• Description of the task
Should a line in the entries below contain "name", return that line.

★ ★ ★ ★ ★ ★ ★

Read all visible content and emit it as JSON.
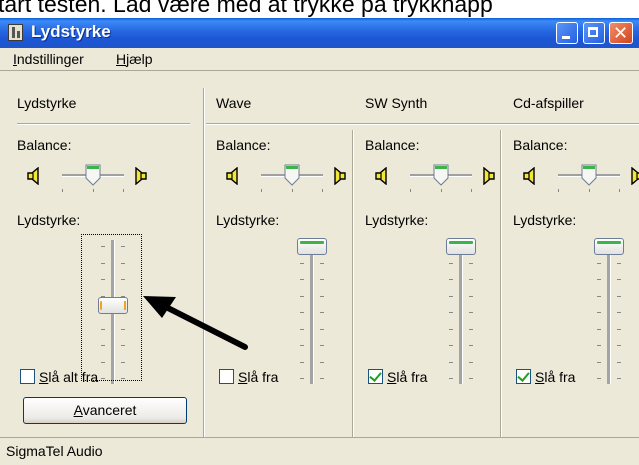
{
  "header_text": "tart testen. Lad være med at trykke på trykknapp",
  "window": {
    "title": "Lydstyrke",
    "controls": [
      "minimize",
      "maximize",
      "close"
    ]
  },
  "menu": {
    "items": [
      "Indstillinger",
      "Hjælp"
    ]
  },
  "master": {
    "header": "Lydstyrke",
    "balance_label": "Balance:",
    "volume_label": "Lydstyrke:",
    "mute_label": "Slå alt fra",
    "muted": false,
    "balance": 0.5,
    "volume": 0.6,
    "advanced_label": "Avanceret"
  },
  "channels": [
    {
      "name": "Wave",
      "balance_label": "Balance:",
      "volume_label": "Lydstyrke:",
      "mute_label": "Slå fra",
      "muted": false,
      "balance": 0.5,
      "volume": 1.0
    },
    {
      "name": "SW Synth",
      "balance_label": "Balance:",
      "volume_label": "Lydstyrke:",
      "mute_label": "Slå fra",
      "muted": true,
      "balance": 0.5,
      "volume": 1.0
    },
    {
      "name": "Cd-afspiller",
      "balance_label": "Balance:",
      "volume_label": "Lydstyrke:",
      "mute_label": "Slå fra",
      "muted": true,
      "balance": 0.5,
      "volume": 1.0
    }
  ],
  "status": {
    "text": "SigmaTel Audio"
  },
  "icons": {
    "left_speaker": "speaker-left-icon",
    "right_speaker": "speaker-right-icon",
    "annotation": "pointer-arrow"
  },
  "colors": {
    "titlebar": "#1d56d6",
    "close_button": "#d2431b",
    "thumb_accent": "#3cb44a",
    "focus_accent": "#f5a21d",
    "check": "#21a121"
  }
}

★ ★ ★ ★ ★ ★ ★

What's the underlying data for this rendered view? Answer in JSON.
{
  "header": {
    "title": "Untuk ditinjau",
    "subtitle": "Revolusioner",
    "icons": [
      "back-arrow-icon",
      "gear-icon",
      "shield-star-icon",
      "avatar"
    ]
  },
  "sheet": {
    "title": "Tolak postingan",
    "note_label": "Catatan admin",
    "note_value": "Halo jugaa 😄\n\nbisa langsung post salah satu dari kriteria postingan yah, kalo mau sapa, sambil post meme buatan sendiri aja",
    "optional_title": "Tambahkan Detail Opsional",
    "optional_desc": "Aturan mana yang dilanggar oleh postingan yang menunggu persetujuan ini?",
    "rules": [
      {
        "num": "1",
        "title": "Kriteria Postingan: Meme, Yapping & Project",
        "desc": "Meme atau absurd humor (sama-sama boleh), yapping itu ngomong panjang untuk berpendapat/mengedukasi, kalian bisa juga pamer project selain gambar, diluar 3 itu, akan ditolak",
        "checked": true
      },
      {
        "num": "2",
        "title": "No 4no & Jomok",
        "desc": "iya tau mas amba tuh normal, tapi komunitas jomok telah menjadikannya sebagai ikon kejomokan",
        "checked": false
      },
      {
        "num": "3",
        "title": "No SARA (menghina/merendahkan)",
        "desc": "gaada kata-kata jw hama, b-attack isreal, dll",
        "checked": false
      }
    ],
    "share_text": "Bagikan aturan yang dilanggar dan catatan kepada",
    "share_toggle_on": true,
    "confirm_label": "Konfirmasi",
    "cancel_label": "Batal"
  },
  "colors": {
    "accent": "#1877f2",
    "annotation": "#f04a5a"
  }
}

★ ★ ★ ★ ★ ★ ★

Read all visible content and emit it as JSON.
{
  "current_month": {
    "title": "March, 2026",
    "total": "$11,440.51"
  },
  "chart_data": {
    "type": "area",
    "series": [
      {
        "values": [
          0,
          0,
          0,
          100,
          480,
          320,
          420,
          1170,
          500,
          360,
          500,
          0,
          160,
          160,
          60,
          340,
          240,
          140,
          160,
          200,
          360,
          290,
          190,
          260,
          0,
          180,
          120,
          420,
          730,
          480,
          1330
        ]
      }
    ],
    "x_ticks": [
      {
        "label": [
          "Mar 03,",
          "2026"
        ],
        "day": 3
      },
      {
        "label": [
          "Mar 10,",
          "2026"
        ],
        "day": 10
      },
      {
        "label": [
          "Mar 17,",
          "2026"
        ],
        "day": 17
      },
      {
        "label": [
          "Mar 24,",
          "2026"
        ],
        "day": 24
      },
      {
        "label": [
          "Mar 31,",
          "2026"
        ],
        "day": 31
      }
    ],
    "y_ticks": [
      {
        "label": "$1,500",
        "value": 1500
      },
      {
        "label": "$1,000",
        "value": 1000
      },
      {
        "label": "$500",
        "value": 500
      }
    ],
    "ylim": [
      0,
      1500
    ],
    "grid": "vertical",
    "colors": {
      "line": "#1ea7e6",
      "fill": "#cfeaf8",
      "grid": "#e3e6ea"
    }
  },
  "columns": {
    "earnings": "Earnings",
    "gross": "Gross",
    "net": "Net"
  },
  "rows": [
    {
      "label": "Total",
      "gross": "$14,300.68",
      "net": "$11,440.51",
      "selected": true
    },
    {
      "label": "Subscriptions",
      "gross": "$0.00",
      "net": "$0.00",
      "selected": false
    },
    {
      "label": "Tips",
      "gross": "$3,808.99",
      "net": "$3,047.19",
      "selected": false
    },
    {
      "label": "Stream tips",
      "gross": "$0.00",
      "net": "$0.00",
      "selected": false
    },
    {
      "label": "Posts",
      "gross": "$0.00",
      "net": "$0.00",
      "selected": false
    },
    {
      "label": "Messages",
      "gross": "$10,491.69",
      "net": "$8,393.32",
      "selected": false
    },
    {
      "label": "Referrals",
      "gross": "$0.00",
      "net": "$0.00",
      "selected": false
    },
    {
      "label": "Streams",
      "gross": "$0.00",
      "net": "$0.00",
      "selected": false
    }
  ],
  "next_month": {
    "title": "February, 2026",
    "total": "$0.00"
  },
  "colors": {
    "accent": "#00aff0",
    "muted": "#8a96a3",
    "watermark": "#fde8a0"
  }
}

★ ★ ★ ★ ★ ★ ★

• Reply to the task
      "name": "Wave",
      "name": "SW Synth",
      "name": "Cd-afspiller",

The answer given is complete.